During its 30-year history, WNCA (now MountainTrue) has twice prevented logging in the Asheville Watershed, first in 1990 and again in 2004. Eventually the City of Asheville placed a conservation easement over 17,356 acres of the watershed.

Take Action To Protect The Clean Water Act From Polluters

Take Action To Protect The Clean Water Act From Polluters

Take Action To Protect The Clean Water Act From Polluters

Our clean water is in danger. In the midst of the pandemic, the Environmental Protection Agency (EPA) has snuck in proposed amendments to the Clean Water Act that would have detrimental effects on public health, natural systems, and the economy. These amendments would change the definition of “waters of the United States” to mean fewer wetlands and bodies of water would be under federal protection. The amendments could easily go unnoticed because they have been named the “Navigable Waters Protection Rule,” despite these rules doing anything but protecting our water.

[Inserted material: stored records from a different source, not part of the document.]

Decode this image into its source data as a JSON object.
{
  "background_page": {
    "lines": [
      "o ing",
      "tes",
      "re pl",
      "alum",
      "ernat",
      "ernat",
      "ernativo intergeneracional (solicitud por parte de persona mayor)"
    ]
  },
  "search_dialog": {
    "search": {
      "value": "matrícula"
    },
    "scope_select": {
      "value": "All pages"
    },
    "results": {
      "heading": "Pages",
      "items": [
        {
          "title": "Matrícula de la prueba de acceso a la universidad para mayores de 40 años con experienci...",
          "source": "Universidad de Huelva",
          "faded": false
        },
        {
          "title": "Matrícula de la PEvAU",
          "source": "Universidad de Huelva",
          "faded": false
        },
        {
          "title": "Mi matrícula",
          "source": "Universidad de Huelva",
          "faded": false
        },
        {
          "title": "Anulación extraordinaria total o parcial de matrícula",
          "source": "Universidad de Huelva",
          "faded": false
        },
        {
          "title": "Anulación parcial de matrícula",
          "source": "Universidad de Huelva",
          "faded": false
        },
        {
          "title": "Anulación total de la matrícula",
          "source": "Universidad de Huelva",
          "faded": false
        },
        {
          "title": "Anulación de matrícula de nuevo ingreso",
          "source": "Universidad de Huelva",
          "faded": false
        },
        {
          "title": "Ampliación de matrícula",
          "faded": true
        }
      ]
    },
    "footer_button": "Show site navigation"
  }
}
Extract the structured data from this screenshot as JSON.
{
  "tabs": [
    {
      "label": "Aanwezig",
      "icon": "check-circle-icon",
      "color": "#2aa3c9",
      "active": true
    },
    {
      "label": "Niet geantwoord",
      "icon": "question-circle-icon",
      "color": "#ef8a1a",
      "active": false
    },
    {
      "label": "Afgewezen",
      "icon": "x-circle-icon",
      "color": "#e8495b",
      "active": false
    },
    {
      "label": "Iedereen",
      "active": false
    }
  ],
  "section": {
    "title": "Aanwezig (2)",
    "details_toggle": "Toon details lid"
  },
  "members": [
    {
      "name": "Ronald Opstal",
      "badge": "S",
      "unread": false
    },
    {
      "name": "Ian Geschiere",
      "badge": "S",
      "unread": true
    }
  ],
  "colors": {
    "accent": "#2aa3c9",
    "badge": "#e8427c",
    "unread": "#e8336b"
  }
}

The culture of Western North Carolina is intertwined with water, with recreation and local economies both heavily reliant on water-based activities. MountainTrue’s Clean Water Team works hard to monitor and improve the quality of water in the region, but this rule would create a huge challenge for our daily work.

 

Western North Carolina is blessed with more than 1.5 million acres of public land, including Nantahala-Pisgah National Forest, Great Smoky Mountains National Park, the Blue Ridge Parkway and several state-owned parks, forests and natural areas. These public lands support the headwaters of our rivers, beautiful mountain vistas, one of the most diverse temperate forests on the planet, and a thriving economy in tourism, crafts and recreation.
During its 30-year history, WNCA (now MountainTrue) has twice prevented logging in the Asheville Watershed, first in 1990 and again in 2004. Eventually the City of Asheville placed a conservation easement over 17,356 acres of the watershed.